Being a vegetarian was much easier once I moved to San Francisco—where no one seemed to have realized that the 1960s were over—to go to college. The campus food court sold tofu burgers, and I discovered a vegetarian Chinese restaurant nearby that made to-die-for sweet-and-sour fried walnuts.
After nearly 10 years as a total vegetarian (and a brief stint as a vegan), my resolve broke down one day in France. I had been wandering for hours looking for something I could eat, when hunger finally got the best of me and I ordered scallops at a café—surely one of the least complex forms of life, I reasoned. From there it was a slippery slope. I gradually started eating other seafood. A few years later I started eating poultry and a few years after that, the smell of cooking bacon—the downfall of many an herbivore—proved too tempting to ignore.
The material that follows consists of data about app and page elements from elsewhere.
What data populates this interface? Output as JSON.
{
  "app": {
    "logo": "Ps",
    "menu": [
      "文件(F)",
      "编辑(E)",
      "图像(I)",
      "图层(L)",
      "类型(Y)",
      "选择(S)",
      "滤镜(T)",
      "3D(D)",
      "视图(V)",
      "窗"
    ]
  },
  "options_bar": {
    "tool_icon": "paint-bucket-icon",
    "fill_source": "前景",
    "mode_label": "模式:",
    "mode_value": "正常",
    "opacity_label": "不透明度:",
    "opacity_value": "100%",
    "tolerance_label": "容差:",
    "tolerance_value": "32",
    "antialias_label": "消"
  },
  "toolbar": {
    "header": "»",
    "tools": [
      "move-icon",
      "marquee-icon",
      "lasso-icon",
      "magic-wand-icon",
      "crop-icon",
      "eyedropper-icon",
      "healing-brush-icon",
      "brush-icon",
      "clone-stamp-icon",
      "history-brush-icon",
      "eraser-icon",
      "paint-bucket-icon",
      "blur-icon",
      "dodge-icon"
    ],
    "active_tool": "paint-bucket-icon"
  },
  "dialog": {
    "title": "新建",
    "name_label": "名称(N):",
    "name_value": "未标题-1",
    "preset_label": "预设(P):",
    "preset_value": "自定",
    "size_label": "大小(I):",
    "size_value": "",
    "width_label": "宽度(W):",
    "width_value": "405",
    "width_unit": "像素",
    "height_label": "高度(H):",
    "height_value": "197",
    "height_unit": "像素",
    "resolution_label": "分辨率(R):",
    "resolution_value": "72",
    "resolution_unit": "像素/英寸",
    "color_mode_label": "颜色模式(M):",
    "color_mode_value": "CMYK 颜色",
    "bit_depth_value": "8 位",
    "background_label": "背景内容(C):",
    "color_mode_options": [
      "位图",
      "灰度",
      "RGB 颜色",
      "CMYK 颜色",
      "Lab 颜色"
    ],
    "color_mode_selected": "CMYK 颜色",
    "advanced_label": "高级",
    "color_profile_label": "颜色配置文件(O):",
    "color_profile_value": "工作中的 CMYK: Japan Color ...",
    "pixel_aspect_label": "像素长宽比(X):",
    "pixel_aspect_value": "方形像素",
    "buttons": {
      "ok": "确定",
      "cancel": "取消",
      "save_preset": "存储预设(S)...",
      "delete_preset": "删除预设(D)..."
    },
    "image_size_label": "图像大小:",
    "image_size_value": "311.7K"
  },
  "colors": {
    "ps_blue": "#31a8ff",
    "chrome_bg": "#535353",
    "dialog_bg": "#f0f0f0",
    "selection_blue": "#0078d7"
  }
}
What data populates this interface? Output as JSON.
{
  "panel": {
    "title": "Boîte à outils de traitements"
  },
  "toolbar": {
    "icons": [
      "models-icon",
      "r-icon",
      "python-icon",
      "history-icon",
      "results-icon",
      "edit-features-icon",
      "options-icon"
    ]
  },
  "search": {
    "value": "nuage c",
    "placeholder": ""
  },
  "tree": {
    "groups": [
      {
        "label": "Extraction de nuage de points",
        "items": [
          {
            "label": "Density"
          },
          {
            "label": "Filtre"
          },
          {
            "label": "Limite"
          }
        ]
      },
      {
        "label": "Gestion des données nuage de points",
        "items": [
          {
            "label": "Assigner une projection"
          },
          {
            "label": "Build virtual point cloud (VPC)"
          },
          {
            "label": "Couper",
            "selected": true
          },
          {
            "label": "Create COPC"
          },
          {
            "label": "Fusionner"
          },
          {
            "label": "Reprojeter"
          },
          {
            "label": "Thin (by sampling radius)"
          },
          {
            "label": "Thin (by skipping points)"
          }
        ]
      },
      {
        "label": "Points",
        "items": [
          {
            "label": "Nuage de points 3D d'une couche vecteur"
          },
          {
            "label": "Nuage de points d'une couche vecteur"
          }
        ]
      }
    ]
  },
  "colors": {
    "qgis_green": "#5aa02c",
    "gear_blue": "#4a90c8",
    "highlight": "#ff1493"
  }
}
I still eat far less animal protein than the average American, but I could no longer be described as a vegetarian. And other than those two exceptions, I still haven’t had another bite of beef in almost 25 years.